Adisti Sukma Sawitri, The Jakarta Post, Jakarta
Sitting near a payment booth at Tarakan Hospital in Central Jakarta, Buce Iman Santoso clutched onto a letter belonging to his ill mother-in-law, Aminah.
The relief letter (SKTM) issued by the Health Agency had just been rejected by the hospital.
Hospital staff members asked Buce to return with more documents if Aminah was to be eligible for medical assistance at a reduced rate.
"How else can I prove that we are poor? I wouldn't ask for our bill to be discounted if we could afford to pay it," he said.
Buce said he submitted a relief letter and other documents stating his family was poor soon after Aminah was admitted to hospital a week earlier.
Hospital staff member Zuraidah said many people had abused the system in the past, and therefore the hospital had to carefully consider each claim.
"In accordance with procedures, patients must submit authentic documents twice - on the day they are admitted to hospital and on the day their payment is due," she said.
The administration launched two special health care plans five years ago.

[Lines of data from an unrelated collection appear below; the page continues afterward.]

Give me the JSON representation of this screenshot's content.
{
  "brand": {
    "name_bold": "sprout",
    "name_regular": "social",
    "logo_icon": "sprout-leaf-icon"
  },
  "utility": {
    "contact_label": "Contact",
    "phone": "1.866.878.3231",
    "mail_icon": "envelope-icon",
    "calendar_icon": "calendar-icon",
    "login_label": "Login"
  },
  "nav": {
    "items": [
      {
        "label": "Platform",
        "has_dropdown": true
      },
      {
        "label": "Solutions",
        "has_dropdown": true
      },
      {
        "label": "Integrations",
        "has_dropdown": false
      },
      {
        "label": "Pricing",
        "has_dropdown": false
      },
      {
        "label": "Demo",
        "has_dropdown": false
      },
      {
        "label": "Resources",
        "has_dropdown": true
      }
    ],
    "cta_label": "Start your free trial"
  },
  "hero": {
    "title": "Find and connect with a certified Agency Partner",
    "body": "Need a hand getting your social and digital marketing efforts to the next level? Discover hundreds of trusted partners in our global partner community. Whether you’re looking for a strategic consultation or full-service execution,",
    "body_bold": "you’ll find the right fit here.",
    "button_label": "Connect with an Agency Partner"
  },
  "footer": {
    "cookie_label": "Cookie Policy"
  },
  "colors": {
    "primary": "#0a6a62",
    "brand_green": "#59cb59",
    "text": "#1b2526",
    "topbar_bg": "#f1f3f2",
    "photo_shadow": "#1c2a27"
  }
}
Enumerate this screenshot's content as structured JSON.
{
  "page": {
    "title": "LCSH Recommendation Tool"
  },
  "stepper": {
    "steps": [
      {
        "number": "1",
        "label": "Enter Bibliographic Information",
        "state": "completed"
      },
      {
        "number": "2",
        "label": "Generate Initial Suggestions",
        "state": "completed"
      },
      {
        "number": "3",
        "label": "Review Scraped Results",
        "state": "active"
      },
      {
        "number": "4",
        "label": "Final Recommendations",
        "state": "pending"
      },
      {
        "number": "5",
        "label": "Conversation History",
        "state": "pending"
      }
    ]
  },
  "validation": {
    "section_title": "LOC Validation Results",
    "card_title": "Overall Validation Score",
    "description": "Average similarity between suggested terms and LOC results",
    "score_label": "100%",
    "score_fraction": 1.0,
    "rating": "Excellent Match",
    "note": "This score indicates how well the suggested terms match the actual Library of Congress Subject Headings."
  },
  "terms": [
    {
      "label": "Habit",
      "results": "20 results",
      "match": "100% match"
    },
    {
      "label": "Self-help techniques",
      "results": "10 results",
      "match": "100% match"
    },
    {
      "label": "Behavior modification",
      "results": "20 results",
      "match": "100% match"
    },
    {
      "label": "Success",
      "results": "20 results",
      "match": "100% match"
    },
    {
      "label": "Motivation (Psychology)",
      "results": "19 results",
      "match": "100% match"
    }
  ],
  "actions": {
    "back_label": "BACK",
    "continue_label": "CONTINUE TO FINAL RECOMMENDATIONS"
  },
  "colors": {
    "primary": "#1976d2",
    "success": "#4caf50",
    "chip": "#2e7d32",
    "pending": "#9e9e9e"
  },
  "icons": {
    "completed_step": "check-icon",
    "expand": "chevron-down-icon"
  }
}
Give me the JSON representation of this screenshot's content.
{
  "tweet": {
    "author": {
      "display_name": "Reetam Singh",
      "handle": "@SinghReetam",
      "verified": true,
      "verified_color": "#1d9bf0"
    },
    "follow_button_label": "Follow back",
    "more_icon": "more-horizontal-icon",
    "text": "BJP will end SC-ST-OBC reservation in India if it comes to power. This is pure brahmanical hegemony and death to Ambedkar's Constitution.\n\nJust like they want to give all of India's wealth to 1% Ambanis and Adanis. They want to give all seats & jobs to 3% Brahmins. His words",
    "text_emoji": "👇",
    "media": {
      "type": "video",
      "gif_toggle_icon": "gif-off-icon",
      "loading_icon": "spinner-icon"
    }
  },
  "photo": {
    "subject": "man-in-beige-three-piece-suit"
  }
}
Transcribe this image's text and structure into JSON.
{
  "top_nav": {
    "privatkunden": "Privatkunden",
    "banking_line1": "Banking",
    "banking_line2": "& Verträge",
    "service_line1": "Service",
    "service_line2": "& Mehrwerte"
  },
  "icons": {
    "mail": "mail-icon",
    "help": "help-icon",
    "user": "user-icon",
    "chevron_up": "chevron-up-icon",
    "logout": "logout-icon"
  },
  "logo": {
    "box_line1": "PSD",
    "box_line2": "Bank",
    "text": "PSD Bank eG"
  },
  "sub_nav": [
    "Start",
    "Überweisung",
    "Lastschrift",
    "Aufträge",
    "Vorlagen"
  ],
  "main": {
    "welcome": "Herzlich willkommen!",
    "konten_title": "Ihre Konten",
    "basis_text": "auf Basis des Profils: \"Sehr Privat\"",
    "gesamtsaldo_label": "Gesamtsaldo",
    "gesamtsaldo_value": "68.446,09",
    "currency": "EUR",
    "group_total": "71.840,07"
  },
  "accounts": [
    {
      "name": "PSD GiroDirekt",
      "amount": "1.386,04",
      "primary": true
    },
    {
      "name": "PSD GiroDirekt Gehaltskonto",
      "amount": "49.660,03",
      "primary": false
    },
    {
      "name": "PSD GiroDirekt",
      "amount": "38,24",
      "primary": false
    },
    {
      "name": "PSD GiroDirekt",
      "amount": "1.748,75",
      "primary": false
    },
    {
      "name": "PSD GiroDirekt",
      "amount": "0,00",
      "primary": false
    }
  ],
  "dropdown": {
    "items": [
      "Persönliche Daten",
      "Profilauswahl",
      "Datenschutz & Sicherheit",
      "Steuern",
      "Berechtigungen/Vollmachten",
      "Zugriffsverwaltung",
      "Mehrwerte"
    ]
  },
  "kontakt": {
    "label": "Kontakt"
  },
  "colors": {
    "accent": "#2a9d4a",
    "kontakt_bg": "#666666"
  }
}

The Poor Family Cards (Gakin) scheme targeted almost 150,000 poor families registered with the Jakarta Statistics Board, while the relief letter scheme was introduced for unregistered low-income earners.
Unregistered people are those who have not been issued with an ID or family card by the Jakarta administration.
Unlike the Gakin system, which covers all of a patient's medical invoice, relief letters only allow for part of a patient's bill to be waived.
To obtain a relief letter, applicants must request notification letters from their neighborhood unit chief and subdistrict officials as well as a verification letter from the nearest community health center to confirm the family's financial status.
Despite this strict and lengthy process, officials often issue letters to people not eligible for medical benefits in return for bribe money.
Brokers offering to simplify the process are also profiting at the expense of low-income families.
Brokers usually offer their services near the payment booths of large hospitals.
Patients often pay brokers between Rp 500,000 (approximately US$54) and Rp 7 million to obtain a relief letter, the Heath Agency's deputy head, Salimar Salim, said.
She said the misuse of the scheme was evident from patient records and health expense claims made at various hospitals around the city.
She said as of September, the agency had to pay Rp 81 billion in hospital claims for 75,391 patients under the letter scheme, while it only had to pay Rp 55 billion for 99,672 Gakin patients.
Most claims made were for major surgery or the treatment of serious illnesses.
"After interviewing several patients, we realized many people were not poor, but just ran out of money due to the expensive treatment they were receiving," Salimar said.
"Sucipto", who works at a city-owned hospital, told The Jakarta Post he applied for a relief letter so surgery he underwent at Gatot Subroto Army Hospital in Central Jakarta would be discounted, despite the fact he had special insurance for civil servants from state-owned insurance company PT Askes.
He was unable to make a claim with the insurance company for his surgery as his policy did not cover treatment for injuries caused in accidents.
"The surgery cost Rp 27 million. I am not poor, but I am also not the kind of person who has that much money," he said.
As he had friends in relevant offices, he was able to get a relief letter within a week.
Sucipto said he knew his actions were wrong and he increased his insurance premium recently so he would be covered in the future.
He said it would be impossible to stop middle-income earners benefiting from the scheme, as many institutions only covered some of the health expenses of their employees.
The administration has discussed providing free health care to all residents in the next few years to avoid the misuse of heath care schemes for the poor.
Public policy expert Untung Afandi from the University of Indonesia said the administration should educate people in the middle and upper classes to acquire health insurance.
"The administration has to take care of a lot of other public services, including transportation and education. It would be very expensive to provide health insurance for everyone," he said.